Clubtail Count




The British Dragonfly Society is on the hunt for this rare and beautiful dragonfly and we need your help!


The Common Clubtail dragonfly (Gomphus vulgatissimus) is listed as Near Threatened on the British Red List. It is an elusive species which is found on a limited number of slow flowing stretches of mature, lowland rivers in southern Britain, with the River Dee supporting the most northerly population. 


We have been growing increasingly concerned in recent years about the status of the Common Clubtail, with reports from our Local Dragonfly Recorders suggesting the species might be declining. It is unknown whether this is due to a decrease in records or a genuine decline. Because of its elusive nature the current records for the Common Clubtail are patchy and many of these are dated. In order to establish the status of the species, we need to change that.


Clubtail Count is easy to take part in and could lead to your first glimpse of this beautiful insect. Once allocated a survey area, you will carry out a minimum of 3 visits between May and July, simply walking along the river bank looking for the Common Clubtail or its skin cast. We warn you, this can get addictive! You don't even need prior experience of dragonfly identification: in your volunteer's welcome pack, you will receive an ID guide, which tells you all you need to know to identify this dragonfly.


We are interested in the rivers Dee, Severn, Vyrnwy, Wye, Tywi, Teifi, Thames, Kennet, Otter and Arun. We will shortly be providing a map for volunteers to allocate themselves a monad of their choice.
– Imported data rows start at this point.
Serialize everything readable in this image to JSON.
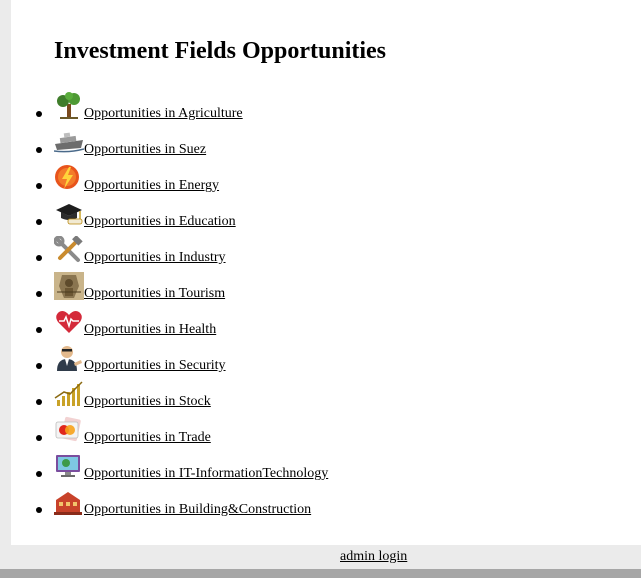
{
  "page": {
    "title": "Investment Fields Opportunities"
  },
  "opportunities": [
    {
      "label": "Opportunities in Agriculture",
      "icon": "tree-icon"
    },
    {
      "label": "Opportunities in Suez",
      "icon": "ship-icon"
    },
    {
      "label": "Opportunities in Energy",
      "icon": "lightning-icon"
    },
    {
      "label": "Opportunities in Education",
      "icon": "graduation-cap-icon"
    },
    {
      "label": "Opportunities in Industry",
      "icon": "tools-icon"
    },
    {
      "label": "Opportunities in Tourism",
      "icon": "pharaoh-icon"
    },
    {
      "label": "Opportunities in Health",
      "icon": "heart-icon"
    },
    {
      "label": "Opportunities in Security",
      "icon": "guard-icon"
    },
    {
      "label": "Opportunities in Stock",
      "icon": "growth-chart-icon"
    },
    {
      "label": "Opportunities in Trade",
      "icon": "credit-card-icon"
    },
    {
      "label": "Opportunities in IT-InformationTechnology",
      "icon": "computer-icon"
    },
    {
      "label": "Opportunities in Building&Construction",
      "icon": "building-icon"
    }
  ],
  "footer": {
    "admin_login": "admin login"
  },
  "colors": {
    "side_strip": "#ebebeb",
    "bottom_bar": "#a6a6a6",
    "link": "#000000"
  }
}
In the meantime, if you would like to get involved, please email Project Coordinator, Genevieve Dalley, on

Click here if you would like more information about the Common Clubtail.

This year we are launching a new citizen science survey aimed at understanding the decline in White-legged Damselfly populations in some areas: The White-legged Damselfly Investigation. As the Common Clubtail and White-legged Damselfly sometimes inhabit the same rivers, if you would like to also record White-legged Damselflies within your monad, you can find all you need to know here. This additional recording can be done at the same time as Clubtail Count, involving no extra work! 

Clubtail Count 2017 - The Results! 


Thanks to the hard work of all the volunteers, we’ve had a fantastic number of records to gather and analyse from last year’s Clubtail Count survey. And here are the results! Click on the PDF below to view to the full report.